The nation’s power generation fell to 3,231 megawatts on Wednesday, more than a week after the latest system collapse.
Data from the Nigeria Electricity System Operator, an arm of the Transmission Company of Nigeria, showed that generation stood at 4,338.9MW as of 6.00 am on April 20.
The national grid collapsed on Tuesday last week, bringing the number of system collapses recorded so far this year to six.
The system operator put the nation’s installed generation capacity at 12,910.40MW; available capacity at 7,652.60MW; transmission wheeling capacity at 8,100MW; and the peak generation ever attained at 5,375MW.
The nation generates most of its electricity from gas-fired power plants, while output from hydropower plants makes up about 30 per cent of the total.
In February, the TCN announced that the national grid successfully transmitted a new power generation peak of 5,375MW on February 7, 2019, at 9 pm.
It said it was the first time that the grid had generated, transmitted and distributed such quantum of power, describing it as evidence of the success of the government’s policy on incremental power.
The TCN, which manages the national grid, is still fully owned and operated by the government.
The grid has continued to suffer system collapse over the years amid a lack of spinning reserve that is meant to forestall such occurrences.
Spinning reserve is the generation capacity that is online but unloaded and that can respond within 10 minutes to compensate for generation or transmission outages.
Out of the five power stations meant to provide spinning reserves, none has any actual reserve, with the contracted reserve put at 295 megawatts.

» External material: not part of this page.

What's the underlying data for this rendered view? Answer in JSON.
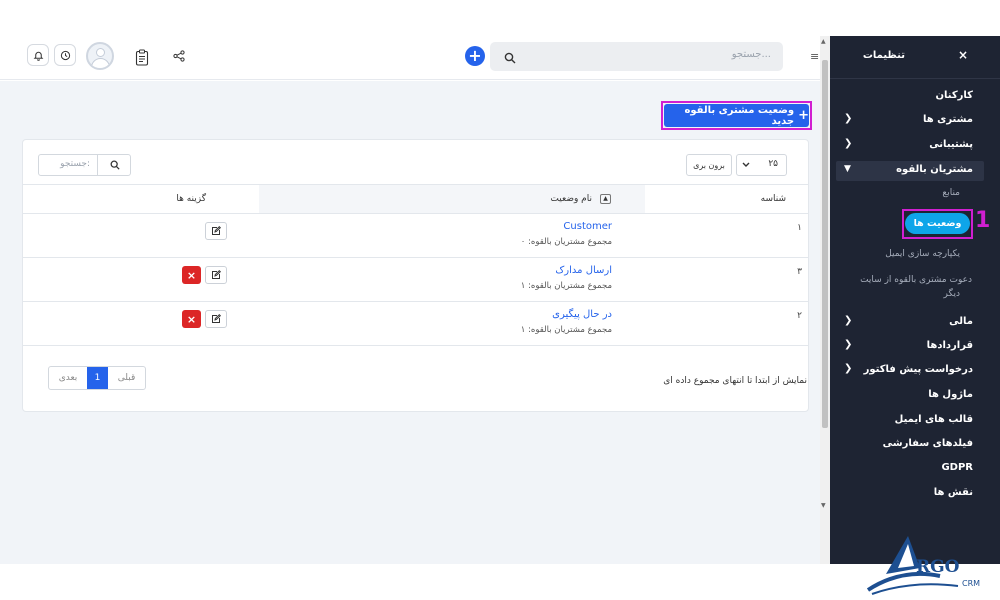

The power stations are Egbin, Delta, Olorunsogo NIPP, Geregu NIPP and Omotosho NIPP.